Accessibility for Low-Income Students
School choice options also provide a valuable resource for low-income families. Across Pennsylvania, the choice of school is determined by a family’s zip code. Unfortunately, this model traps many students in poorly funded or underperforming schools. Brick-and-mortar charter schools that open within the geographic area provide a much needed option for parents looking for new opportunities. In addition, cyber charter schools, which are not geographically based, allow families from across Pennsylvania to choose from among 14 great options.
School choice options also save taxpayer dollars. Those opposed to school choice frequently claim that charter schools are “stealing” money from school districts. This could not be more inaccurate. Across the commonwealth, charter schools receive approximately 75% of the funding allocated to public school students. This means that the school district, which determines the cost of educating a child within its borders and has the ability to raise and lower taxes, keeps 25% of the funding to support the students who remain within the traditional brick and mortar buildings. In addition, students whose parents choose private, parochial, or home school options do not receive any financial support for educating their children, but pay their full share of tax dollars to their local school district.
Finally, school choice returns educational accountability to the parents. In the end, the point of school choice is to empower parents with the ability to choose the best educational model for their children. If the parent is dissatisfied with their school’s performance, they can choose a different model that will better support the needs and academic goals of their child.
Keeping School Choice a Reality
Unfortunately, despite the myriad of reasons to support school choice opportunities in Pennsylvania, it remains in political jeopardy. Much of the discussion surrounding school choice is driven primarily by school choice opponents. In Pennsylvania during the 2020-2021 school year, there were over 1.7 million students enrolled in public schools. Charter school enrollment accounts for less than 10% of that number. As a result, the largest voting body remains parents who have chosen traditional public schools. That means, the voices of parents who have chosen something other than the traditional public school can be easily dismissed.
How Parents Can Help
Parent and student advocacy is the only way to ensure that school choice options remain a viable reality for the future of Pennsylvania. Fortunately, there are countless opportunities for advocacy:
- Ensuring that friends, neighbors, and relatives understand the importance of school choice is one of the easiest methods of supporting the movement.
- Writing letters to the editor or submitting op eds to local newspapers is also a great method of ensuring accurate information is disseminated.
- Sharing personal stories with local, statewide, and national school choice organizations can have a dramatic impact.
- Meeting directly with local elected officials can help to shape the conversation and answer questions that can help to change the trajectory of the school choice movement.

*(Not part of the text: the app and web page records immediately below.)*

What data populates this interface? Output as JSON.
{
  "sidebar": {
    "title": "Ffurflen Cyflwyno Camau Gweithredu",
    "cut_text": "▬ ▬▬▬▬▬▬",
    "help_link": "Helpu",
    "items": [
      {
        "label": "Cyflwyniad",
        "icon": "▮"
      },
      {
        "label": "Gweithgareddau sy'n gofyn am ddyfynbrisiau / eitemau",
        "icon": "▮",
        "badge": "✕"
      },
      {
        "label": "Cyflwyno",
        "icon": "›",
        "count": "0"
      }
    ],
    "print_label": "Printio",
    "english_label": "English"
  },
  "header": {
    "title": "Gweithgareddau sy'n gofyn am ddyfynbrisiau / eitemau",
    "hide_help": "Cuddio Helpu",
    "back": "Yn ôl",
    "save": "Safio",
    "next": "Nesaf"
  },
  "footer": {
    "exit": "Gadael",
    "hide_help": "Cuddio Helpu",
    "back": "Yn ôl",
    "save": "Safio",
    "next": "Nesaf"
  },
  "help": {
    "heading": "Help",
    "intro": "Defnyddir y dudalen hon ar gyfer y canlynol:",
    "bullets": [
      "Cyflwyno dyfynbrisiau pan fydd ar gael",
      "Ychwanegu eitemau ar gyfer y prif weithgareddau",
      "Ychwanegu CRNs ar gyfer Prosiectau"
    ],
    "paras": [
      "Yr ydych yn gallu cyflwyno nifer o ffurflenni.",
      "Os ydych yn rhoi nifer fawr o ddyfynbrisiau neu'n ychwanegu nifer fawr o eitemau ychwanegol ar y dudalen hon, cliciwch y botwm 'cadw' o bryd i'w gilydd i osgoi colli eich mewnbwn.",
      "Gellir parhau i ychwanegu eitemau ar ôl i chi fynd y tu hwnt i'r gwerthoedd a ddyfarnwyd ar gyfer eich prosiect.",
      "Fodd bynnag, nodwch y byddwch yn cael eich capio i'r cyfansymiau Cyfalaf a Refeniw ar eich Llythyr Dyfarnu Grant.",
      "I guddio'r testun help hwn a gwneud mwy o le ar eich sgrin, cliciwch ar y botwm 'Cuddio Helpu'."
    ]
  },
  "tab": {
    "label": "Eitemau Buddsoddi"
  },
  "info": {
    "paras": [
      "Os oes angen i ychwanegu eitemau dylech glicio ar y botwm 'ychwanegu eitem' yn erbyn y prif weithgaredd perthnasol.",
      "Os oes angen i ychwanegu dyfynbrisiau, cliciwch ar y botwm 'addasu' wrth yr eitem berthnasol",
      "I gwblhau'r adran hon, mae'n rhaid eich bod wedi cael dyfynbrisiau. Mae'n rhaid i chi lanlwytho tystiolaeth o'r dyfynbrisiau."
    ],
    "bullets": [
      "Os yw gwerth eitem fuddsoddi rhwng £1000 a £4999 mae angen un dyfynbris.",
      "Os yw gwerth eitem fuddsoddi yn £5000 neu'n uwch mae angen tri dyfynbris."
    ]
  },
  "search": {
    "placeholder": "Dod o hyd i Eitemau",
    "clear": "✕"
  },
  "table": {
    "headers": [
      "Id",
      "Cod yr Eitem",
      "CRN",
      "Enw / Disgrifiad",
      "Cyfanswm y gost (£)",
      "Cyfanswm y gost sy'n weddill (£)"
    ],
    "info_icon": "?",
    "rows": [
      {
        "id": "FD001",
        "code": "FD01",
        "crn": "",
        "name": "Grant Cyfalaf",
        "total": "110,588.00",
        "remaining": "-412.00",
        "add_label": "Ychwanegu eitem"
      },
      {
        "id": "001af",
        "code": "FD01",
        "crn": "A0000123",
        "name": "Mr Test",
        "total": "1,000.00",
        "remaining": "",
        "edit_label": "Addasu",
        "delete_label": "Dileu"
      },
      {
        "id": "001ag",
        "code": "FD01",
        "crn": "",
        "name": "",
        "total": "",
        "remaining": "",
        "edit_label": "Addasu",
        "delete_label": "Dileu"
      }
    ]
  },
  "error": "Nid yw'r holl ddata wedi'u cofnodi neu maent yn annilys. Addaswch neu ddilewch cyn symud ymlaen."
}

Fortunately, the outlook for school choice in Pennsylvania is bright. As more families choose the best education model for their children, the more they recognize and advocate for every family to have a similar choice. While the pandemic may have pushed the conversation faster, it did not supersede the power of real parents who are exerting real power and control over their choice for their children. That is why in January, and every day, we at PA Virtual celebrate the spirit of National School Choice Week.
About the Author: Doug Wessels is the Director of Public Affairs and Accountability at PA Virtual.
Photo credit to National School Choice Week.